We have a dead tree in our backyard that is completely stripped of its bark, so basically it looks like a piece of vertical driftwood rising 40 feet in the air. To look at it, you’d think it had no purpose, but nothing could be further from the truth. Its stark beauty fascinates me, especially against a moonlit night sky.
We call it the crow tree because this is where our 30 to 40 crows gather every day for their breakfast and afternoon snacks. Over the years, their preening beaks and sharp claws have shaved away what little bark there was, so now all that’s left is white, smooth wood.

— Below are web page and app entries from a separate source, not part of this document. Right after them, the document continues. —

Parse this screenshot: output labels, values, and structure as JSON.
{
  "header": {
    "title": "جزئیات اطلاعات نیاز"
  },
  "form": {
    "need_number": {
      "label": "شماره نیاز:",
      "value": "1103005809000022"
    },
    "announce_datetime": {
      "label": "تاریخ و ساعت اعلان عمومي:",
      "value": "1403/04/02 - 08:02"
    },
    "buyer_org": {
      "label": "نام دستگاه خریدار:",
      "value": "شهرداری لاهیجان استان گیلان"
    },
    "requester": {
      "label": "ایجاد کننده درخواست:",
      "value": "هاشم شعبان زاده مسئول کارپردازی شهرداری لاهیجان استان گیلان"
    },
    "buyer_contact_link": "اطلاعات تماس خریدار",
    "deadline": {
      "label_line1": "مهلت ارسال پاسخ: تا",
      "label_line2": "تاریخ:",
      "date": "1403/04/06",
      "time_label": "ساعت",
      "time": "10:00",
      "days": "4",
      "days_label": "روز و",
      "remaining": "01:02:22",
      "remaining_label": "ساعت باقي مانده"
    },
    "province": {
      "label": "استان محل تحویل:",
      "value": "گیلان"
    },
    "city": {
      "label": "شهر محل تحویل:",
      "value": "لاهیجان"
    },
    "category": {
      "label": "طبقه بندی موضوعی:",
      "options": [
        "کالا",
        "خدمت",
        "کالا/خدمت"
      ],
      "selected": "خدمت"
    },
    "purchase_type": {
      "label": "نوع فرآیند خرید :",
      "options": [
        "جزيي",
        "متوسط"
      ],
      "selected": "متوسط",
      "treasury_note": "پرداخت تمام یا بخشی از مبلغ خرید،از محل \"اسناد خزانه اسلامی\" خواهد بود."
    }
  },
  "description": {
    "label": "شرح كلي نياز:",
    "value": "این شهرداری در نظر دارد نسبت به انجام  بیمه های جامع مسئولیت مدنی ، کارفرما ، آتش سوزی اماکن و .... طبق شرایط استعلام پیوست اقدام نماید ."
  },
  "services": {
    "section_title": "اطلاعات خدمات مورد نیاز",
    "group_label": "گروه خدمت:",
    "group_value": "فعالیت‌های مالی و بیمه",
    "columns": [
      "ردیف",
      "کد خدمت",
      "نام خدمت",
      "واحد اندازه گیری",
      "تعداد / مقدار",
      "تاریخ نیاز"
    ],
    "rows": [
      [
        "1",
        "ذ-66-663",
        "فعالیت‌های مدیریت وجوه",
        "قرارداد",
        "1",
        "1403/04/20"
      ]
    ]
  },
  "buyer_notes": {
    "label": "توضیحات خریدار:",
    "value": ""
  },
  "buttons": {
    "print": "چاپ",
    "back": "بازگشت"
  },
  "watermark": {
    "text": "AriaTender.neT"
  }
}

The curved branches are outstretched like welcoming arms and at least five crows can roost quite happily on each one. There are 10 floors in all, but near the top, the branches have only enough room for a single occupant. The Sentinel, as we call him, always sits at the very top, like a Christmas star. It’s his job to let the others know when John rounds the corner with his bucket of goodies. When the Sentinel starts squawking, you can watch the crows glide in from the four corners of their estate.
It’s only after Hubby comes back into the house that the crows nestle into the tree branches and this is where their complicated ballet recital starts. The food is left on top of the cover of my dad’s old trailer, so it really does resemble an outdoor dining room table. One of the lower branches is only a few feet away from the feast. This is the most prized spot on the tree and I’ve noticed that only the big boys get to sit here. Or maybe it’s just my feverish imagination because, let’s face it, crows look alike, so who can say for sure?
Some sort of secret signal is then given and all of the crows descend on the trailer at once to peck away for about three seconds, before instantly rising into the tree branches again. What spooked them? Nothing I can see. They do this at least 60 times in the five minutes it takes to polish up all the grub. Flutter, rise. Flutter, fall. Those who can’t find space on the branches hover back down to the ground. Some rebellious types skip the yo-yoing performance and walk with a haughty attitude under the birdfeeders and peck away at the odd sunflower seed.
I honestly think if we ever got rid of this tree, we wouldn’t have this daily ritual. Maybe a few crows, but not this entire community, who have learned they can gather safely within these branches while they have their morning meal.
You’d think a dead thing would have no purpose, but our crow tree is a daily reminder that even when you think something is over, it doesn’t have to be. I’m positive that when this tree was young and beautiful, it never got nearly the number of visitors that it does now.
This gives me hope for some reason.
If we were to ever sell this property, I can guarantee the crow tree would be the first thing people would notice and shake their heads at. “Who wants an old dead tree in the backyard? Cut it down!”
Luckily, we have a loyal committee of squawky feathered neighbours who could show up in an instant and put on a very animated rendition of Alfred Hitchcock’s movie The Birds.
And that, as they say, would be that.